When companies set off to build their BI applications, the most common mistake they’ll fall into is foregoing user interviews. We often hear: “But we already know what we want. Here’s a list of metrics we need displayed in this dashboard. Can’t you just design the dashboard based off of this?”
But like any product (or at least, the successful ones), it doesn’t quite work like that. You can’t expect to make the perfect sandwich for a stranger (what if she doesn’t like mustard?!). You can’t expect to cure a patient you’ve never talked to. And you can’t throw just any chart on a dashboard and assume that it’ll solve your users’ business problems.
The heart of the issue is that a list of metrics simply doesn’t get to the who, where, when, why, and how of a problem. It’s an outline, but certainly not a roadmap. And this is exactly what user interviews venture to uncover.
We’ll give you five reasons why user interviews are critical.
1. Align business goals with strategy.
When interviewing the people who’ll use the application, you may uncover disparities between groups of users regarding goals, problems, and expectations. By beginning to understand how wide the gaps are, or what one group could learn from another, you’ll start creating a common language that’ll help drive the company toward alignment between company goals, user goals, and application goals.
2. Understand how each user group would use the dashboard.
Even after you understand the high-level “why” from a company, user, and application perspective, you may still lack the answer to the “how” question. User interviews will help parse out how different groups of people might approach the same set of data in completely different ways.
Let’s take a manager and an analyst, for example. The manager is extremely busy and wants to be able to glance at the dashboard for a couple of minutes and immediately come to a conclusion of whether or not the company is on track. If something looks off, the manager might call an analyst.
The analyst would then need to dig deeper to find answers. Why is this number off? What happened, and when? Has this been happening for a while? The potential list of questions goes on and on — but we know for certain that this analyst will want a dashboard designed for more detailed analyses.
If we had designed an in-depth, exploratory dashboard for a manager, then we would’ve gotten a frustrated and inefficient user. And if we had put an explanatory, high-level dashboard in front of the analyst, then that dashboard would’ve been useless and inept at answering questions.
Both dashboards may have the same list of metrics, but they need to be designed differently for different users and purposes.
3. Clarify the “why” of each metric.
One of the most important things we learn from user interviews is the “why” behind each metric, and the key questions that each user is trying to answer from the data. What business problems are they trying solve? What types of insights do they need to get from the dashboard? For example, let’s say Gross Margin is on that list of metrics that needs to be on the dashboard. But why is this metric important? Sales managers might look at this metric just to see how their salespeople are performing, while a CFO might be monitoring this metric to see if it’s changing based off of a recent change in strategy.

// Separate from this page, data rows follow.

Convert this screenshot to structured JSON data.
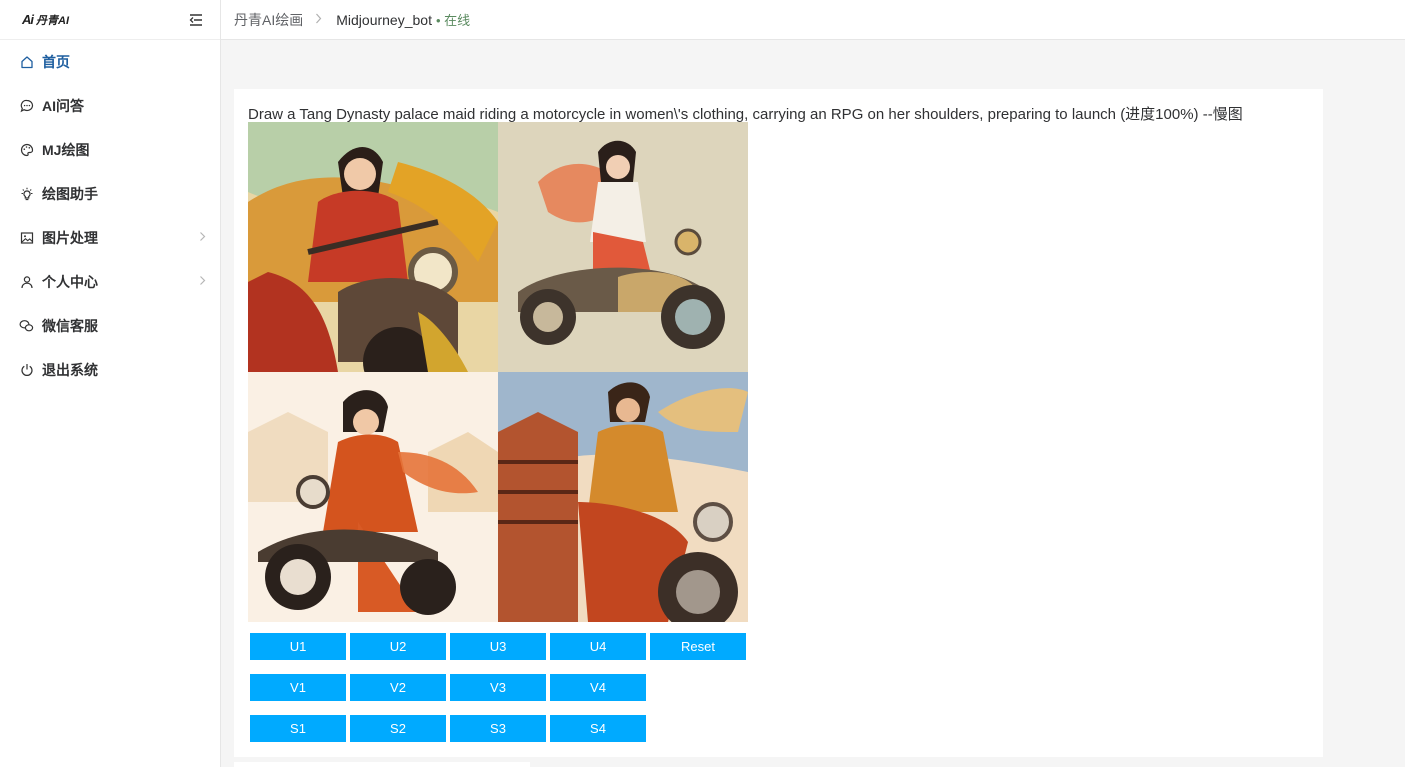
{
  "logo": {
    "mark": "Ai",
    "name": "丹青AI"
  },
  "sidebar": {
    "items": [
      {
        "label": "首页",
        "icon": "home-icon",
        "active": true
      },
      {
        "label": "AI问答",
        "icon": "chat-bubble-icon"
      },
      {
        "label": "MJ绘图",
        "icon": "palette-icon"
      },
      {
        "label": "绘图助手",
        "icon": "lightbulb-icon"
      },
      {
        "label": "图片处理",
        "icon": "image-icon",
        "has_submenu": true
      },
      {
        "label": "个人中心",
        "icon": "user-icon",
        "has_submenu": true
      },
      {
        "label": "微信客服",
        "icon": "wechat-icon"
      },
      {
        "label": "退出系统",
        "icon": "power-icon"
      }
    ]
  },
  "header": {
    "breadcrumb_root": "丹青AI绘画",
    "bot_name": "Midjourney_bot",
    "status": "• 在线"
  },
  "message": {
    "prompt": "Draw a Tang Dynasty palace maid riding a motorcycle in women\\'s clothing, carrying an RPG on her shoulders, preparing to launch (进度100%) --慢图"
  },
  "actions": {
    "upscale": [
      "U1",
      "U2",
      "U3",
      "U4",
      "Reset"
    ],
    "variation": [
      "V1",
      "V2",
      "V3",
      "V4"
    ],
    "sub": [
      "S1",
      "S2",
      "S3",
      "S4"
    ]
  },
  "colors": {
    "button": "#00aaff",
    "active_menu": "#1f5fa0"
  }
}
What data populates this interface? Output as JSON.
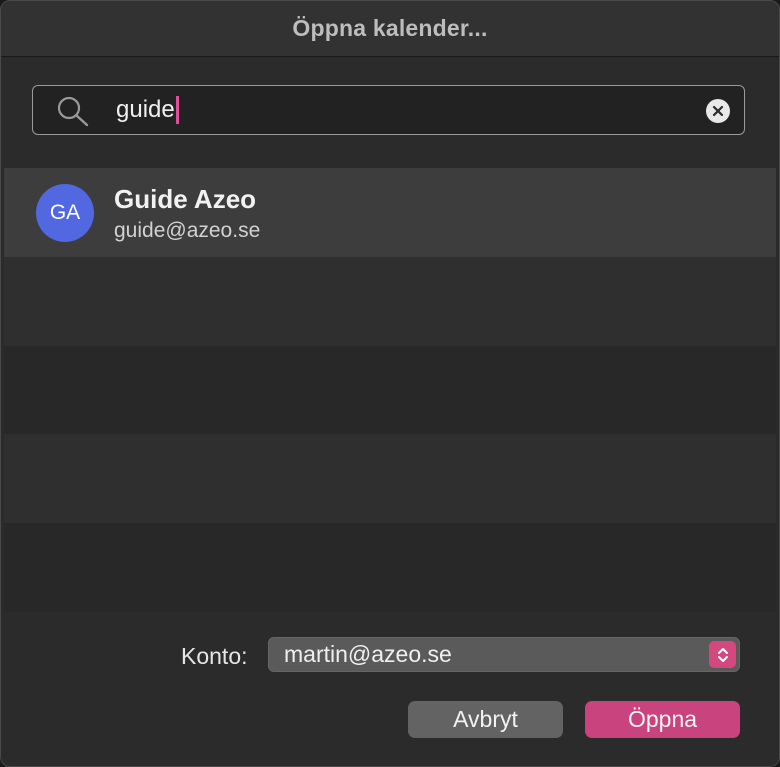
{
  "window": {
    "title": "Öppna kalender..."
  },
  "search": {
    "value": "guide"
  },
  "results": [
    {
      "initials": "GA",
      "name": "Guide Azeo",
      "email": "guide@azeo.se",
      "avatar_color": "#5268e0"
    }
  ],
  "footer": {
    "account_label": "Konto:",
    "account_value": "martin@azeo.se",
    "cancel_label": "Avbryt",
    "open_label": "Öppna"
  },
  "colors": {
    "accent": "#c9437f",
    "caret": "#e0509a"
  },
  "icons": {
    "search": "search-icon",
    "clear": "clear-icon",
    "stepper": "chevron-up-down-icon"
  }
}
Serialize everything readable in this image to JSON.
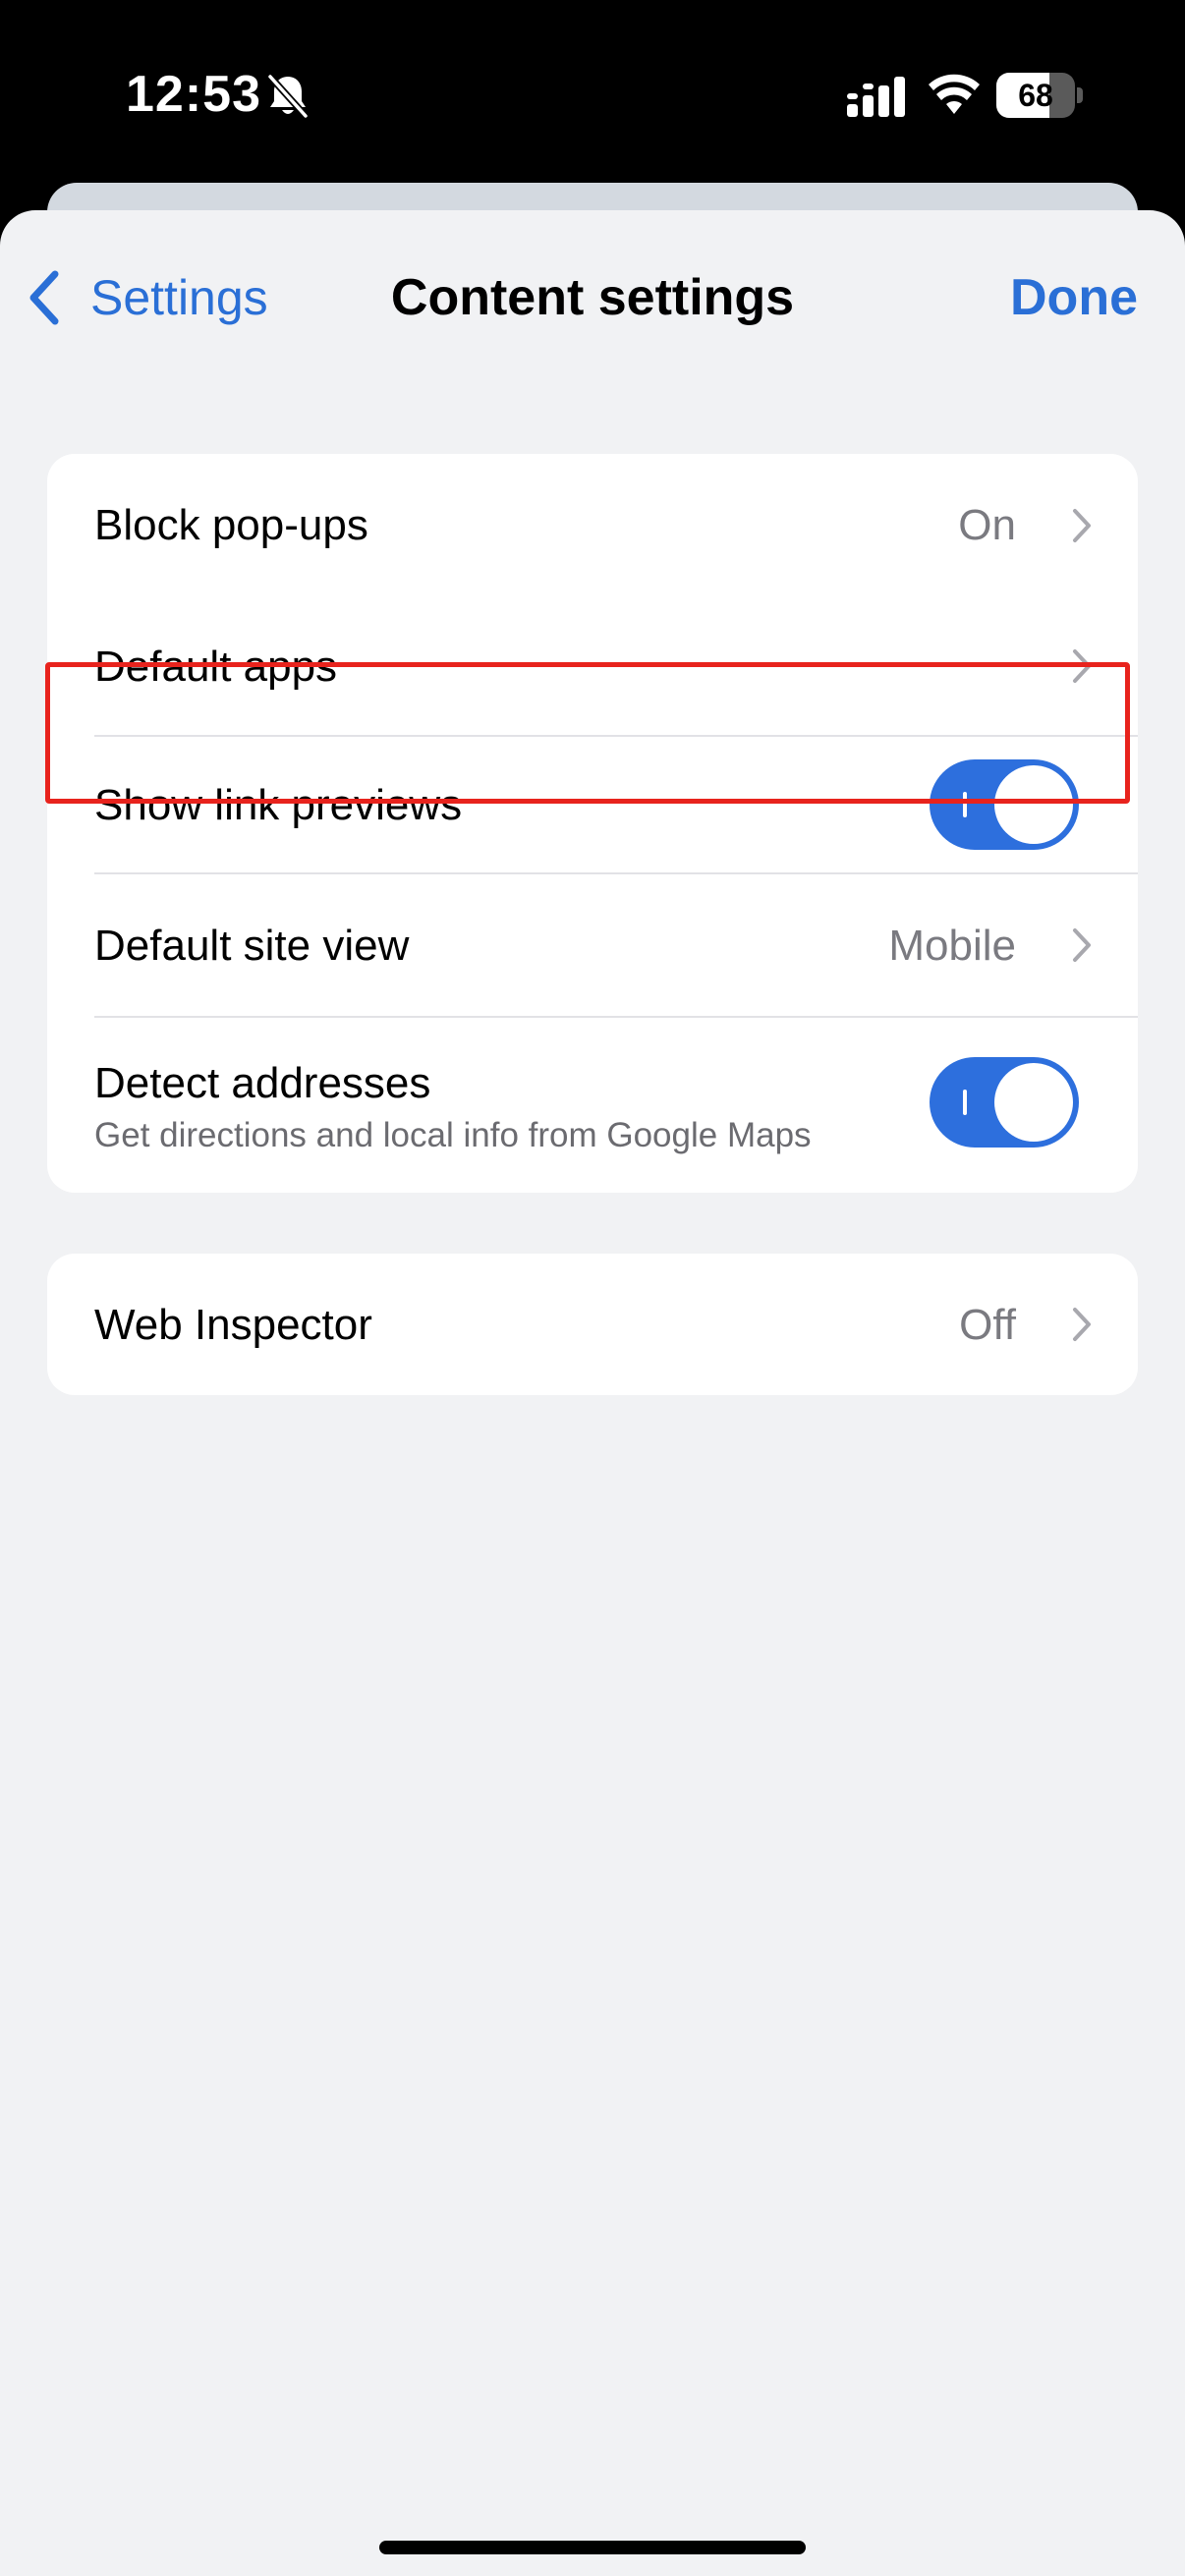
{
  "status_bar": {
    "time": "12:53",
    "battery_level": "68",
    "battery_fraction": 0.68,
    "icons": [
      "bell-slash-icon",
      "signal-icon",
      "wifi-icon",
      "battery-icon"
    ]
  },
  "nav": {
    "back_label": "Settings",
    "title": "Content settings",
    "done_label": "Done"
  },
  "rows": {
    "block_popups": {
      "label": "Block pop-ups",
      "value": "On"
    },
    "default_apps": {
      "label": "Default apps"
    },
    "link_previews": {
      "label": "Show link previews",
      "toggle": "on"
    },
    "site_view": {
      "label": "Default site view",
      "value": "Mobile"
    },
    "detect_addresses": {
      "label": "Detect addresses",
      "sublabel": "Get directions and local info from Google Maps",
      "toggle": "on"
    },
    "web_inspector": {
      "label": "Web Inspector",
      "value": "Off"
    }
  },
  "colors": {
    "accent": "#2a6fd6",
    "toggle_on": "#2d6fdd",
    "highlight": "#e8231d",
    "background": "#f1f2f4"
  }
}
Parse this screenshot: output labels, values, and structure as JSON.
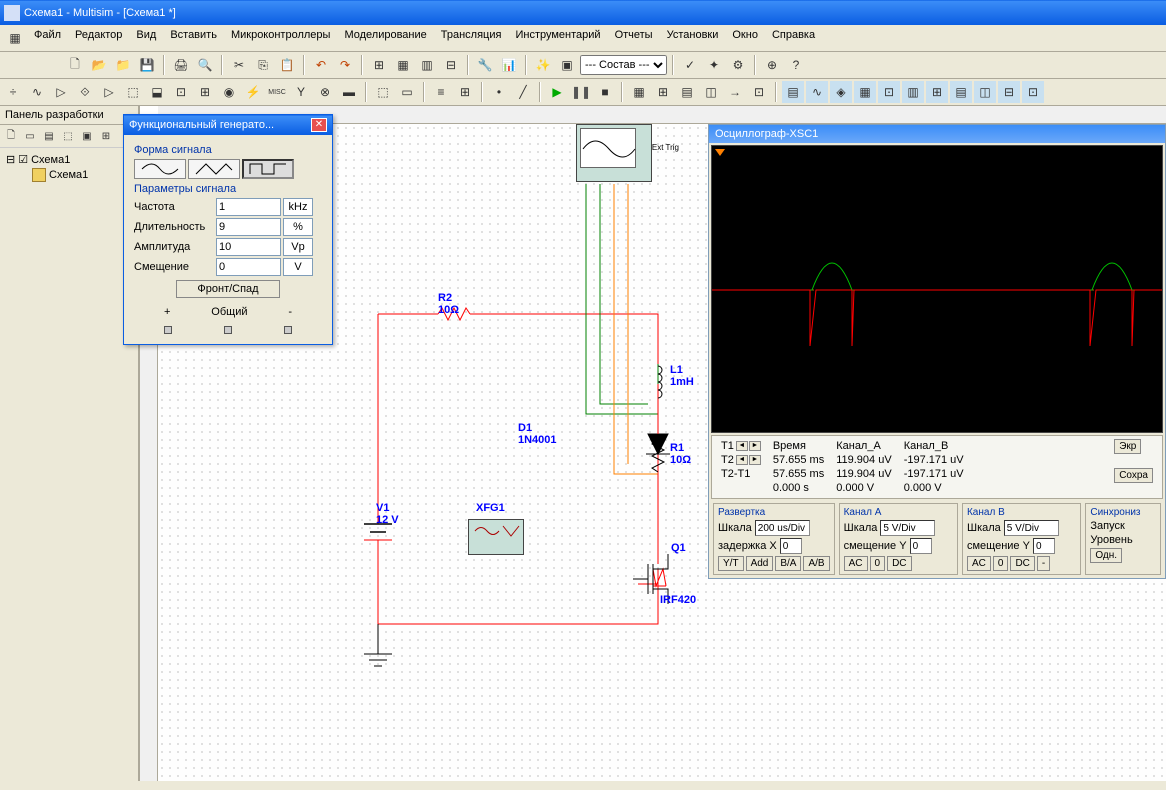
{
  "app": {
    "title": "Схема1 - Multisim - [Схема1 *]"
  },
  "menu": [
    "Файл",
    "Редактор",
    "Вид",
    "Вставить",
    "Микроконтроллеры",
    "Моделирование",
    "Трансляция",
    "Инструментарий",
    "Отчеты",
    "Установки",
    "Окно",
    "Справка"
  ],
  "toolbar_select": "--- Состав ---",
  "side": {
    "title": "Панель разработки",
    "tree_root": "Схема1",
    "tree_child": "Схема1"
  },
  "components": {
    "R2": {
      "name": "R2",
      "value": "10Ω"
    },
    "R1": {
      "name": "R1",
      "value": "10Ω"
    },
    "L1": {
      "name": "L1",
      "value": "1mH"
    },
    "D1": {
      "name": "D1",
      "model": "1N4001"
    },
    "V1": {
      "name": "V1",
      "value": "12 V"
    },
    "Q1": {
      "name": "Q1",
      "model": "IRF420"
    },
    "XFG1": {
      "name": "XFG1"
    },
    "scope_ext": "Ext Trig"
  },
  "funcgen": {
    "title": "Функциональный генерато...",
    "section_wave": "Форма сигнала",
    "section_params": "Параметры сигнала",
    "freq_label": "Частота",
    "freq_val": "1",
    "freq_unit": "kHz",
    "duty_label": "Длительность",
    "duty_val": "9",
    "duty_unit": "%",
    "amp_label": "Амплитуда",
    "amp_val": "10",
    "amp_unit": "Vp",
    "off_label": "Смещение",
    "off_val": "0",
    "off_unit": "V",
    "edge_btn": "Фронт/Спад",
    "common": "Общий",
    "term_plus": "+",
    "term_minus": "-"
  },
  "scope": {
    "title": "Осциллограф-XSC1",
    "readout": {
      "labels": {
        "t1": "T1",
        "t2": "T2",
        "diff": "T2-T1"
      },
      "headers": {
        "time": "Время",
        "chA": "Канал_A",
        "chB": "Канал_B"
      },
      "t1_time": "57.655 ms",
      "t1_a": "119.904 uV",
      "t1_b": "-197.171 uV",
      "t2_time": "57.655 ms",
      "t2_a": "119.904 uV",
      "t2_b": "-197.171 uV",
      "diff_time": "0.000 s",
      "diff_a": "0.000 V",
      "diff_b": "0.000 V"
    },
    "btn_exp": "Экр",
    "btn_save": "Сохра",
    "timebase": {
      "title": "Развертка",
      "scale_label": "Шкала",
      "scale_val": "200 us/Div",
      "delay_label": "задержка X",
      "delay_val": "0",
      "btns": [
        "Y/T",
        "Add",
        "B/A",
        "A/B"
      ]
    },
    "chA": {
      "title": "Канал A",
      "scale_label": "Шкала",
      "scale_val": "5 V/Div",
      "ypos_label": "смещение Y",
      "ypos_val": "0",
      "btns": [
        "AC",
        "0",
        "DC"
      ]
    },
    "chB": {
      "title": "Канал B",
      "scale_label": "Шкала",
      "scale_val": "5 V/Div",
      "ypos_label": "смещение Y",
      "ypos_val": "0",
      "btns": [
        "AC",
        "0",
        "DC",
        "-"
      ]
    },
    "trigger": {
      "title": "Синхрониз",
      "mode_label": "Запуск",
      "level_label": "Уровень",
      "btns": [
        "Одн."
      ]
    }
  },
  "chart_data": {
    "type": "line",
    "title": "Осциллограф-XSC1",
    "xlabel": "Время",
    "x_scale": "200 us/Div",
    "series": [
      {
        "name": "Канал A",
        "y_scale": "5 V/Div",
        "color": "#00c000"
      },
      {
        "name": "Канал B",
        "y_scale": "5 V/Div",
        "color": "#ff0000"
      }
    ],
    "cursors": {
      "T1": {
        "time": "57.655 ms",
        "chA": "119.904 uV",
        "chB": "-197.171 uV"
      },
      "T2": {
        "time": "57.655 ms",
        "chA": "119.904 uV",
        "chB": "-197.171 uV"
      },
      "T2-T1": {
        "time": "0.000 s",
        "chA": "0.000 V",
        "chB": "0.000 V"
      }
    }
  }
}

4. Pick the right visualizations to answer the right questions.
A single metric could have an entire menu of visualization methods. For example, “revenue” could be displayed as a single KPI number, as a line chart showing revenue over time, as a bar chart that displays revenue versus target, or as part of a larger table of metrics.
But by first understanding the reasoning behind the metrics and the question that the user is trying to answer, we’re able to create more effective and targeted visuals for the metric to live in. If the question is: “Is my revenue increasing over time?” then a line chart would make sense. If the question is “How much has my revenue increased from the previous year?” then maybe all we’d need is a number with the dollar or percent change from the previous year.
5. Direct the flow of the dashboard to be actionable.
And finally, user interviews beg the “so what” question — an essential step in making dashboards actionable, rather than just informative or pretty. Follow-up questions like “What would you do next if your revenue has dropped?” will give us an idea of how the charts and screens should be arranged to logically match a user’s flow of questions. That’s when data becomes powerful.
User interviews are game changers! Sometimes, the metrics that users want might not be the right ones to solve their problems. Or, you may uncover completely different use cases and analyses that no one had thought about before. We’ve often run into that in the consulting world, where one company might use the same 5 metrics as another company, but because of totally different business contexts, they’ll require two separate designs. Requirements gathering simply doesn’t give you the full picture or guarantee an impactful high-quality solution.